CRE bacteria. AP file photo

A lawsuit filed Friday blames Advocate Lutheran General Hospital in Park Ridge and a medical device company for the “superbug” death of a woman who’d been treated there.

Ilene Weinberg became “extremely ill” and died July 6, 2014 — more than a year after contracting an infection from a contaminated instrument at Lutheran General, where she’d undergone a procedure involving a device called a duodenoscope, according to the wrongful-death suit filed in Cook County circuit court.

Federal authorities have linked the use of the scopes — which are inserted through the throat to diagnose problems in the pancreas or bile ducts — to infections at the Park Ridge hospital and elsewhere of the CRE, or carbapenem-resistant enterobacteriaceae, a potentially deadly, antibiotic-resistant bacterium.

The suit claims the tube wasn’t properly sterilized and was contaminated by CRE.

It also blames Pentax Medical for designing the instrument in a way that made it difficult to sterilize.

The suit accuses the hospital and Pentax of being negligent and seeks unspecified damages.

A series of outbreaks of CRE at hospitals in several cities in 2013 and 2014 was linked to duodenoscopes by the federal Centers for Disease Control and Prevention, which found that, because of the instrument’s design, it’s particularly difficult to sterilize.

Lutheran General was linked to the biggest outbreak of CRE. The CDC has said it found 44 cases in the Chciago area, with 38 of them at the Park Ridge hospital.

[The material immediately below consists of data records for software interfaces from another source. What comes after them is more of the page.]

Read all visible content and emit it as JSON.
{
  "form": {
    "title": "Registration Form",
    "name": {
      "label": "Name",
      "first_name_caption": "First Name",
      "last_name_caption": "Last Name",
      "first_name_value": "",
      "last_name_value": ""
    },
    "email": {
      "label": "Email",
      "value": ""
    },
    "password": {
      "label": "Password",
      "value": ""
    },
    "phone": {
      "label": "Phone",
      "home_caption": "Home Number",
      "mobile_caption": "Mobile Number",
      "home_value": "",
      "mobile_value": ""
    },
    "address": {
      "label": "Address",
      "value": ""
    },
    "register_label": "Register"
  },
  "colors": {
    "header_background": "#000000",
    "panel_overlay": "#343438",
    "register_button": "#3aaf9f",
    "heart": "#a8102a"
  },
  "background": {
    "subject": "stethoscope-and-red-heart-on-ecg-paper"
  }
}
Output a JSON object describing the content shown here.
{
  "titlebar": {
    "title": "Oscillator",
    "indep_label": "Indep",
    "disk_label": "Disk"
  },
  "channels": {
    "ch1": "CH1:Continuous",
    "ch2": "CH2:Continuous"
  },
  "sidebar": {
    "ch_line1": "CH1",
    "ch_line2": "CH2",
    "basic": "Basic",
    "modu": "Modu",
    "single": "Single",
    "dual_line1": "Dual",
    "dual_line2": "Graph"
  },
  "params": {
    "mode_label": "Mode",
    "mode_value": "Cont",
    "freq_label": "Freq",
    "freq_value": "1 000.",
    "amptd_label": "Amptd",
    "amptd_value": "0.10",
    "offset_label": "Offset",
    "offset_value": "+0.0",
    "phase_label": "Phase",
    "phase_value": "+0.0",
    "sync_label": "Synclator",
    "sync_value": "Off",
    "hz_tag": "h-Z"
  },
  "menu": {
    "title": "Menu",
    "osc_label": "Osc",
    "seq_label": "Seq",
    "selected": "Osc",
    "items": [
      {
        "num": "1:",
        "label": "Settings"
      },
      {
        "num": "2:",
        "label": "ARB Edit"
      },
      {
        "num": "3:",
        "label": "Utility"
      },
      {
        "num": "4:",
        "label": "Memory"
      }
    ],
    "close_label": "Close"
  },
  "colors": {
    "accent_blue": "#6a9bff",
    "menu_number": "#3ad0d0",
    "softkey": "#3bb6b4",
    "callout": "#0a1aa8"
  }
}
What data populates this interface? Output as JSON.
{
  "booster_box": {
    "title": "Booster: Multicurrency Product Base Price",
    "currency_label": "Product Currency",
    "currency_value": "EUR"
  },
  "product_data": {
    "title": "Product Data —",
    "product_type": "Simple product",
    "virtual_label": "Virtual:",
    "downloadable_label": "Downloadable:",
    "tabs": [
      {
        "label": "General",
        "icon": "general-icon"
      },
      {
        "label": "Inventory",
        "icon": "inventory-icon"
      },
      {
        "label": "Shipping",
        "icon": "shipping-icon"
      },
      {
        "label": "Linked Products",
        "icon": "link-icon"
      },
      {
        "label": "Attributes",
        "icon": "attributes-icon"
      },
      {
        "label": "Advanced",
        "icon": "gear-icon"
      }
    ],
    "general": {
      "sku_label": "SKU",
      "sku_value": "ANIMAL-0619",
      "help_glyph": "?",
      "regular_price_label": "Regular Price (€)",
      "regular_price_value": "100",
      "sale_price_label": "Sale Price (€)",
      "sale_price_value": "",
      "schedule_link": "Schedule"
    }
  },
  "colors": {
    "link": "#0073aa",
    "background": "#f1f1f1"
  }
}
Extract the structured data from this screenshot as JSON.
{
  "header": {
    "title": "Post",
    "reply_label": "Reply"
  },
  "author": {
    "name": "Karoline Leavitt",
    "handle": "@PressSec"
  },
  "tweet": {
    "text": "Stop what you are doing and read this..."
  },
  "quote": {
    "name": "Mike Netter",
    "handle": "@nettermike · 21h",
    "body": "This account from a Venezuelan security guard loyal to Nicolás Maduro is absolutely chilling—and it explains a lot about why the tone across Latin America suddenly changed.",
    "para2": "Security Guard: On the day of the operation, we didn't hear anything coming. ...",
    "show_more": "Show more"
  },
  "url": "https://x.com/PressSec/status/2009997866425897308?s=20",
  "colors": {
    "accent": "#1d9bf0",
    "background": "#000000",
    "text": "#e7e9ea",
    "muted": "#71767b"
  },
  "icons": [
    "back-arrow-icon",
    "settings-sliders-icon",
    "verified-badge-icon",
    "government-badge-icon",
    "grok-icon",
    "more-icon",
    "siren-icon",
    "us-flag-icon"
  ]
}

A spokeswoman said hospital officials had no comment on the suit.

In October 2013, Lutheran General began using a highly toxic gas, EtO, on hard-to-sterilize instruments and had seen no new cases of CRE since then, a hospital spokeswoman told the Chicago Sun-Times in March.